Your search returned 7 results in 7 document sections:
Alfred Roman, The military operations of General Beauregard in the war between the states, 1861 to 1865, chapter 26 (search)
J. William Jones, Christ in the camp, or religion in Lee's army, Chapter
: Bible and colportage work. (search)
Southern Historical Society Papers, Volume 25. (ed. Reverend J. William Jones), chapter 1.43 (search)
Patents were issued last week to J. W. Barnes, of Murfreesboro', N. C., for improvement in attaching horses to two-wheeled vehicles; Wm. A. Dudley, of Petersburg, Va., for improvement in apparatus for removing calculi; Murdock Murchison, of Denmark, Tenn., for improvement in cotton presses; N. A. Patterson, of Kingston, Tenn., for improvement in cotton gins; Michael E. Ruderal, of Shelby, N. C., for improvement in machines for cutting stalks; N. B. Webster and Robert W. Young, of Portsmouth, Va., for improvement in the prevention of the incrustation of steam boilers, and Richard B. Wright, of Norfolk, Va., for improved ventilator for railroad cars.
[for the Richmond Dispatch.]oil for railroads, machinery, &c.--important suggestion. Camp Carolina, Near Norfolk, Va., Headq'rs. 2d Regt. N. C. Volunteers, June 22d, 1861. I noticed in your paper, a day or two since, a short article in regard to the lack of oil for railroads, machinery, &c. I should like to call the attention of the Confederate States to an invention of Mr. A. J. Hardin, of Shelby, Cleveland county, North Carolina, by which I am sure this want can be easily supplied Mr. Hardin has invented a machine by which he can hull the cotton seed with great rapidity. The hard outer coating of the cotton seeds contains a gummy substance, which makes it unfit for almost any purpose; rid it of this and you have one of the finest oils in the world. It is pure, translucent, fine for table purposes, burning, machinery, or any other purpose to which the best oils are applied. I have seen it tried for burning, machinery and printing, and I can assure you it answers admir
The Daily Dispatch: July 18, 1861., [Electronic resource], Marriage Extraordinary. (search)

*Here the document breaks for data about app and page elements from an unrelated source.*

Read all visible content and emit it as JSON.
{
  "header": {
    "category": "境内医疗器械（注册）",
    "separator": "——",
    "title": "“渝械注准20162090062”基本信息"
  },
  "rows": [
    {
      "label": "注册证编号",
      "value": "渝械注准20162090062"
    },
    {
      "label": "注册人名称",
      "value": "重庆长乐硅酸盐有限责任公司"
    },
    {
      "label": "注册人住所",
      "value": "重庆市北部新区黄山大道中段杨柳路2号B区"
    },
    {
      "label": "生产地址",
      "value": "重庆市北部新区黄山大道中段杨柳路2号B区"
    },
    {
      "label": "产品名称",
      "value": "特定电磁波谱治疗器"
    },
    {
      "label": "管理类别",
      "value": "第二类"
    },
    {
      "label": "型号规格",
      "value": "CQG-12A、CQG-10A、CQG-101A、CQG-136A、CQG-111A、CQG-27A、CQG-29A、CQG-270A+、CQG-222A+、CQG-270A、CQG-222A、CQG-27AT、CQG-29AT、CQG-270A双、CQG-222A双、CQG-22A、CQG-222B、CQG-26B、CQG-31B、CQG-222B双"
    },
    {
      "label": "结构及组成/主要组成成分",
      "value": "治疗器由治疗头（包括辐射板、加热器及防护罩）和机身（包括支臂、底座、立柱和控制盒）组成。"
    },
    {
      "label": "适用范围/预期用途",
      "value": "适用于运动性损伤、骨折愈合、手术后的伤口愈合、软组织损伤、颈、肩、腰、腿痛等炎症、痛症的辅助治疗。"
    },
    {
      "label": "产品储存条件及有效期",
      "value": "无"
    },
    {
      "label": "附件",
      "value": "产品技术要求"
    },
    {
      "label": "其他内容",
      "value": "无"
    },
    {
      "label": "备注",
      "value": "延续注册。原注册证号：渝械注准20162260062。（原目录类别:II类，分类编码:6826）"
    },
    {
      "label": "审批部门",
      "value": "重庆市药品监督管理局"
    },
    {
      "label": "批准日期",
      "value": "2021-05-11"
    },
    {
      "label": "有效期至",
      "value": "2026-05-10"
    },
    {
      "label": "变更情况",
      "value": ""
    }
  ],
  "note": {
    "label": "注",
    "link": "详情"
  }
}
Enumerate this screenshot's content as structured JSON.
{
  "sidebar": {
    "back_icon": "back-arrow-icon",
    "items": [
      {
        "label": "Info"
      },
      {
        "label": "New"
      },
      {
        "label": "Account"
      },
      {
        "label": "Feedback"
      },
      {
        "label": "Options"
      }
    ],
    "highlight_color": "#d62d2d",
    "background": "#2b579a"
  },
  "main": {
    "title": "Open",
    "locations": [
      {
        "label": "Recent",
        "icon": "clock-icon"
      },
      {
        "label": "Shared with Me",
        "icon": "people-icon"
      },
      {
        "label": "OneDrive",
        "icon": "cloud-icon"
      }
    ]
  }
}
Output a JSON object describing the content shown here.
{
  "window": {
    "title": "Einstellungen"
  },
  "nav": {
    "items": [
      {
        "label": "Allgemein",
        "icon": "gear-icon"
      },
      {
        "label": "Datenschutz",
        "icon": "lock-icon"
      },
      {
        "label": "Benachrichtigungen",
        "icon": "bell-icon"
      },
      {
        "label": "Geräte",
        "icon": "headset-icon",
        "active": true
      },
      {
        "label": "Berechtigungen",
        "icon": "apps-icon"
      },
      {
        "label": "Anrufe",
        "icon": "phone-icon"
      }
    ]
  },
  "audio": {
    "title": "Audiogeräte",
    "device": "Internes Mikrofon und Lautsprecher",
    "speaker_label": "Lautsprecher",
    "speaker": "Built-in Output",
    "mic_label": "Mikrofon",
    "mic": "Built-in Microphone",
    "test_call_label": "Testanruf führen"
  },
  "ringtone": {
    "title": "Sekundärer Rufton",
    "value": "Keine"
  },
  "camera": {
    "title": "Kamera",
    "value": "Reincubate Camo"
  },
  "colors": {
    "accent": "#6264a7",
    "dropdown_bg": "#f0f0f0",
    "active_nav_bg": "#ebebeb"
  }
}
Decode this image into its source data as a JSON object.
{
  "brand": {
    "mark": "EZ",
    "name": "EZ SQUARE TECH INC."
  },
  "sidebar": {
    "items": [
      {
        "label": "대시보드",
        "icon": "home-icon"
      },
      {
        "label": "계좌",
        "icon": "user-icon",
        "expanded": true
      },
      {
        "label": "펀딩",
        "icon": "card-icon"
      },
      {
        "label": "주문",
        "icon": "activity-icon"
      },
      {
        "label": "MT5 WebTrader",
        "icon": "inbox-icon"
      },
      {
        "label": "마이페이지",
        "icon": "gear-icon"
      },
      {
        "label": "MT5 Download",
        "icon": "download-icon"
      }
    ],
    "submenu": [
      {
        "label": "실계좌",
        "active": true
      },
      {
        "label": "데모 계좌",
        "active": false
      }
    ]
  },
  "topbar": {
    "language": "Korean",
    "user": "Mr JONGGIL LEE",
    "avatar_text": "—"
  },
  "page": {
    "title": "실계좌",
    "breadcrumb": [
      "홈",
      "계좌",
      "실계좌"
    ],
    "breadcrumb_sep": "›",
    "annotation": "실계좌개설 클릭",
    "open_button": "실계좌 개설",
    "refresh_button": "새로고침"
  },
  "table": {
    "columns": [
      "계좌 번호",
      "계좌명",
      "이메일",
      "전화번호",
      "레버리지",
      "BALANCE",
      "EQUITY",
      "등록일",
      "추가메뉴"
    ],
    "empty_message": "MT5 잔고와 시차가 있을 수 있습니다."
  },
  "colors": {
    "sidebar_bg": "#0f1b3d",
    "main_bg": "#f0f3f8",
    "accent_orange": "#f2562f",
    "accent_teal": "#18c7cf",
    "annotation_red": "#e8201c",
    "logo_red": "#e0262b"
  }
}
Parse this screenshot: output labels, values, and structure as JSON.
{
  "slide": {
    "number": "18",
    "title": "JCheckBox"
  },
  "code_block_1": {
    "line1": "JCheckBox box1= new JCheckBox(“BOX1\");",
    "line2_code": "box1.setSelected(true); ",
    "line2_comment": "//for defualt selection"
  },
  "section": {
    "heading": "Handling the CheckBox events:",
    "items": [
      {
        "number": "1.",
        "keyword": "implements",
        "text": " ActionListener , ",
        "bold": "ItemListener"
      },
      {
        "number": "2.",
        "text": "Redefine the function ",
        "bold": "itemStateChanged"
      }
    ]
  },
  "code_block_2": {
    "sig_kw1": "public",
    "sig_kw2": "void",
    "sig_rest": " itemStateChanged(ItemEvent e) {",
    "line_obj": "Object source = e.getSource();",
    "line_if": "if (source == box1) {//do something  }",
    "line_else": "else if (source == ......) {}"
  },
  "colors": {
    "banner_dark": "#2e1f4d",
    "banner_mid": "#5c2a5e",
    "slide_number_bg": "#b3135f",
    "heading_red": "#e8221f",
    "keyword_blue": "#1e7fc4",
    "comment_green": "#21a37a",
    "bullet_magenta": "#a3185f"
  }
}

Three persons died in Boston and vicinity on Wednesday from sun-stroke. Two of them were employed at the Charleston Navy-Yard. William Boylan, an old and respected citizen of Raleigh, N. C., died at that place on Monday last. Hamilton J. Horne of Shelby, N. C., was killed by lightning near that place on Tuesday last. Mr. W. H. Coarts, who was accidentally shot in Augusta, Ga., on the 4th of July, died in that city on Saturday last. Speaker Grow, it is stated, has ordered the marble bust of Ex-Speaker Orr, of S. C., to be removed from the Hall of the House of Representatives. Miss Augusta Evans, of Mobile, the author of Beulah, is now in the Southern camp, at Norfolk, administering to the comforts of her friends. Carthage, the scene of the late battle in Missouri, is in the extreme Southwestern corner of the State, only fifty miles from the Arkansas line. Mr. Bonner, of the New York Ledger, presented Mr. Everett, on the 4th of July, with a che
The Bowery Theatre, at St. Louis was shut up for disloyal practices on the stage. The play of William Tell is prohibited at the North in all the theatres. The Columbia (S. C.) Guardian learns that a man was recently hanged at Shelby, N. C., for the offence of extortion.